Page Banner

United States Department of Agriculture

Agricultural Research Service

Title: Lamb Performance on Orchardgrass-White Clover-Chicory Swards Fertilized with Composted Turkey Litter

Authors
item Turner, Kenneth
item Belesky, David

Submitted to: American Forage and Grassland Council Conference Proceedings
Publication Type: Proceedings
Publication Acceptance Date: May 1, 2002
Publication Date: July 14, 2002
Citation: TURNER, K.E., BELESKY, D.P. LAMB PERFORMANCE ON ORCHARDGRASS-WHITE CLOVER-CHICORY SWARDS FERTILIZED WITH COMPOSTED TURKEY LITTER. AMERICAN FORAGE AND GRASSLAND COUNCIL PROCEEDINGS. 2002.

Interpretive Summary: Forage-livestock systems in the Appalachian Region depend upon a variety of forages, soil amendments, and livestock managements to achieve production goals. Turkey litter is used in southern West Virginia as an inexpensive source of N-P-K fertilizer in management of swards. Traditional forages in the Region include orchardgrass, tall fescue, bluegrass, white clover, and red clover. Chicory is a non-traditional forage and has been grown in the Appalachian Region and grazed successfully. We evaluated livestock weight gain and blood parameters when lambs grazed pastures containing chicory fertilized with composted turkey litter. There were no consistent trends on the influence of turkey litter as a fertilizer applied to pastures on grazing lamb weight gain. In 1999, blood urea nitrogen (BUN) levels were higher in lambs grazing paddocks fertilized 3 and 6 T of turkey litter/acre compared lambs grazing pastures fertilized only with P-K or N-P-K. Higher BUN in lambs grazing the turkey litter plots suggested that herbage crude protein levels were higher resulting in animals consuming excess protein in relation to energy. This information is currently being correlated with soil fertility, forage quality, and percolated soil water samples collected in the study. It is hopeful that this work will provide information that is useful to improve nitrogen-use efficiency in grazing livestock to better control nitrogen loss from grazed systems.
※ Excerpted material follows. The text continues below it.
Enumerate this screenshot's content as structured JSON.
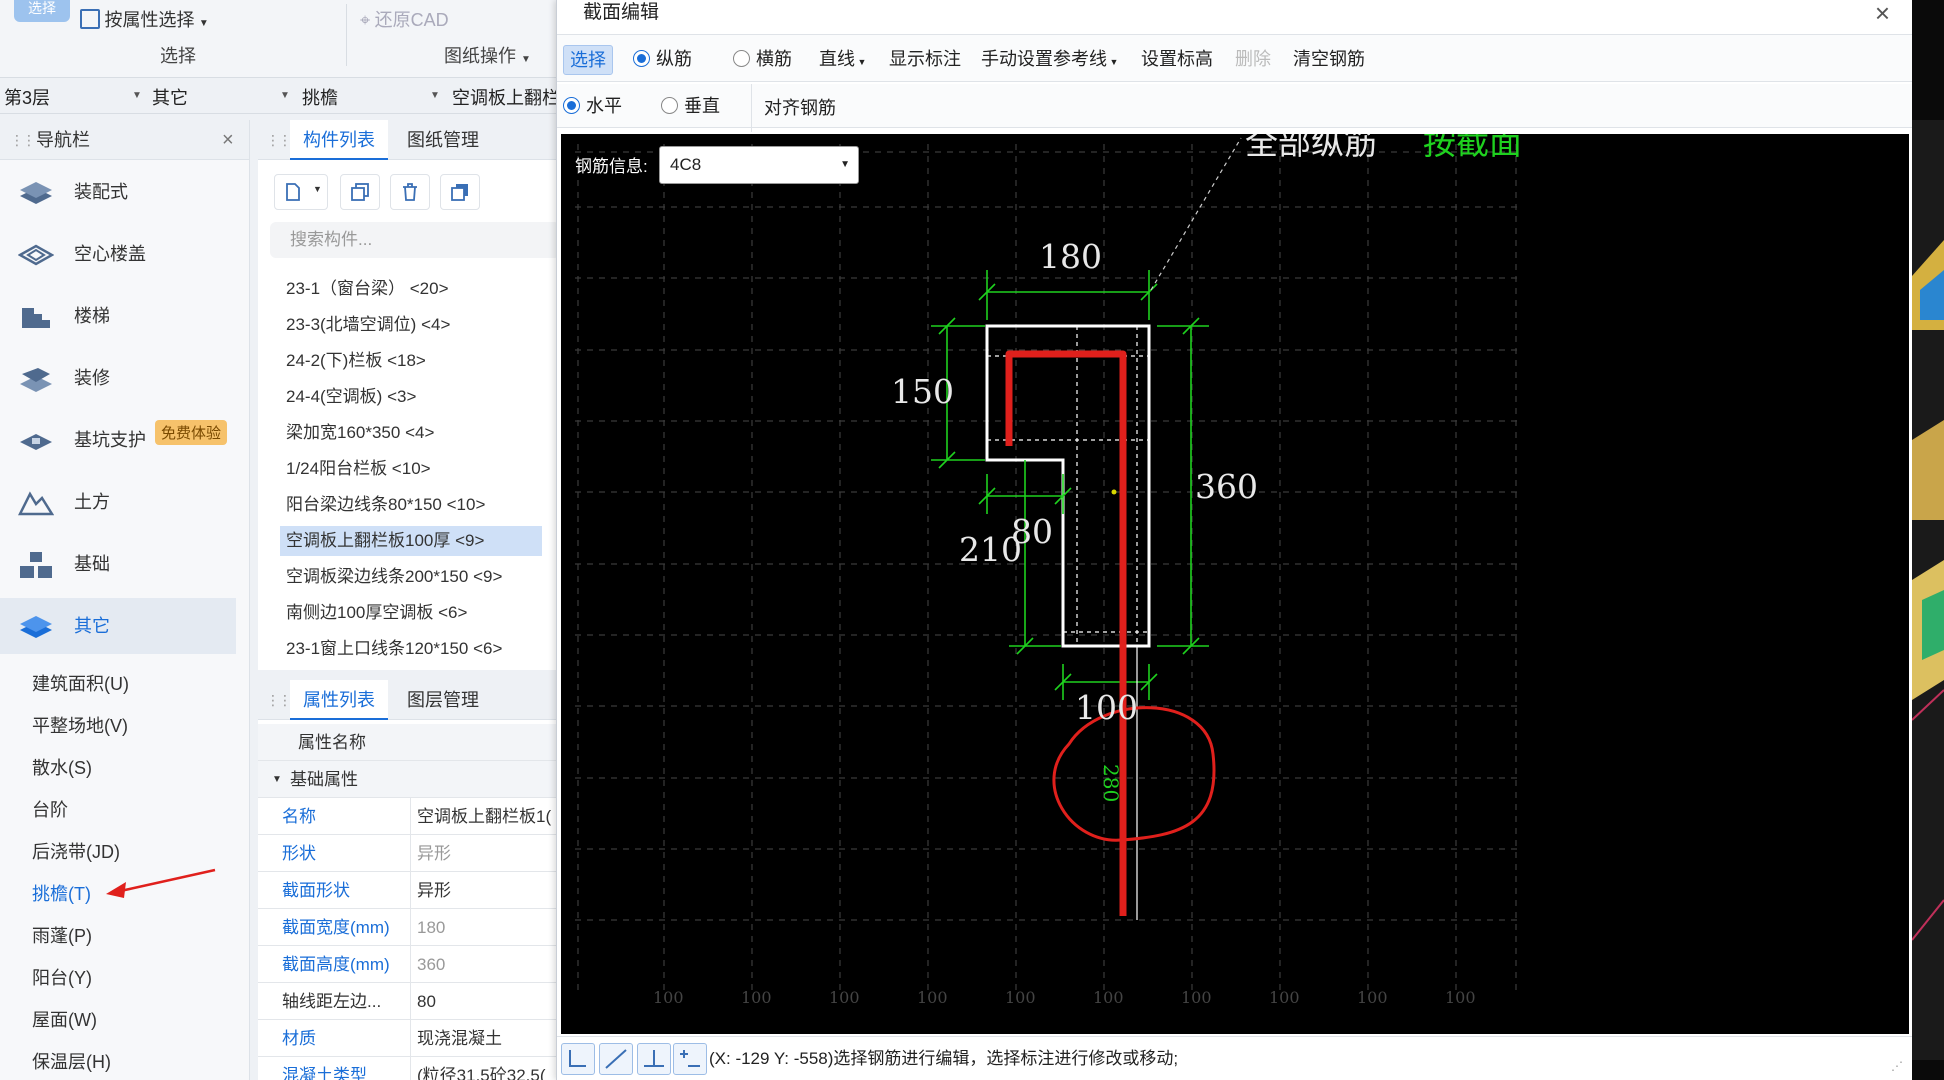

Technical Abstract: Forage-livestock systems in the Appalachian Region depend upon a variety of forage, soil amendment, and livestock management practices to achieve production goals. Diverse swards improve the seasonal distribution and nutrient use efficiency of herbage. A replicated grazing study was conducted from 1997-2001 on paddocks containing a mixture of orchardgrass (Dactylis glomerata L.), white clover (Trifolium repens L.), and chicory (Cichorium intybus L.) to evaluate lamb weight gain and blood parameters related to sward management. Swards were fertilized with 3 (3T) or 6 (6T) ton/acre of composted turkey litter; N-P-K fertilizer (NPK); or P and K fertilizer (PK). In 1997 and 1998, lambs grazing PK had greater (P < .05) mean body weight (BW) compared to lambs grazing paddocks receiving other treatments. In 1997, lambs grazing NPK fertilized swards had higher (P < .05) blood urea nitrogen (BUN; 23.7 mg/dl) compared to those lambs grazing paddocks fertilized with 3T of turkey litter (21.9 mg/dl); lamb grazing PK (23 mg/dl) or 6T (22.5 mg/dl) were intermediate. In 1999 and averaged over the season, lambs grazing 3T (15.1 mg/dl) and 6T (15.8 mg/dl) paddocks had higher (P < .05) BUN compared to lambs grazing PK (13.2 mg/dl); lamb BUN when grazing NPK (14.5 mg/dl) was intermediate. No differences were observed in the other years.

Last Modified: 12/19/2014
Footer Content Back to Top of Page